0

I have a problem with correct understanding difference while I should use past simple continuous or past simple.

The simple past can also be used to describe a habit which stopped in the past. It can have the same meaning as "used to." To make it clear that we are talking about a habit, we often add expressions such as: always, often, usually, never, when I was a child, when I was younger, etc.

Examples:

I studied French when I was a child. He played the violin. He didn't play the piano. Did you play a musical instrument when you were a kid? She worked at the movie theater after school. They never went to school, they always skipped class.

So let’s take a look at first example:

I studied French when I was a child.

When I say:

I was studying French when I was a child.

Is grammatical?

  • It's grammatical but not idiomatic. That's to say, English speakers would not normally use such a construction. – Ronald Sole Mar 18 '18 at 17:02
1

It's grammatical, but it's unnecessary. As with many languages the continuous form of the verb is used to express simultaneous action -- something happening while something else is also happening.

As a child I was playing soccer when I was tackled by a much larger boy who nearly broke my leg. Ever since then I've avoided sports.

If you just want to express an event that happened in the past, unrelated to other events, use the simple past:

I always ate all my vegetables as a child. I still love them today.

Your Answer

By clicking “Post Your Answer”, you agree to our terms of service, privacy policy and cookie policy

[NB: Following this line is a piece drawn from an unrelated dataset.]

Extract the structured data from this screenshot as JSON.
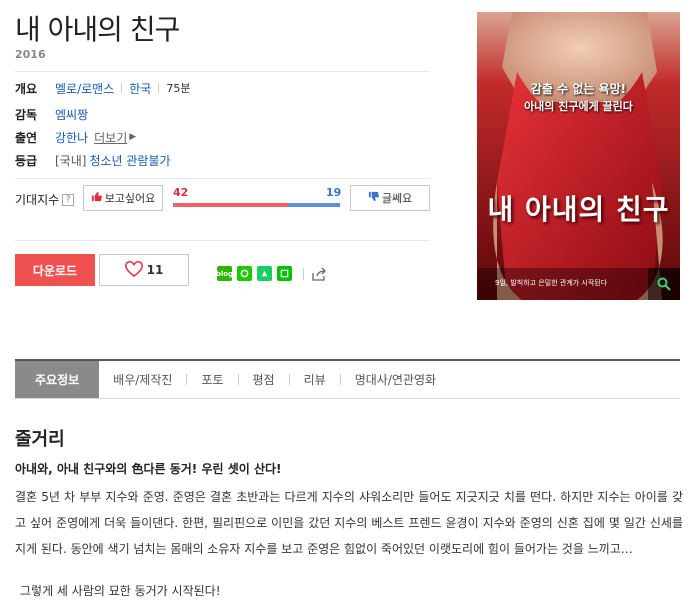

Not the answer you're looking for? Browse other questions tagged or ask your own question.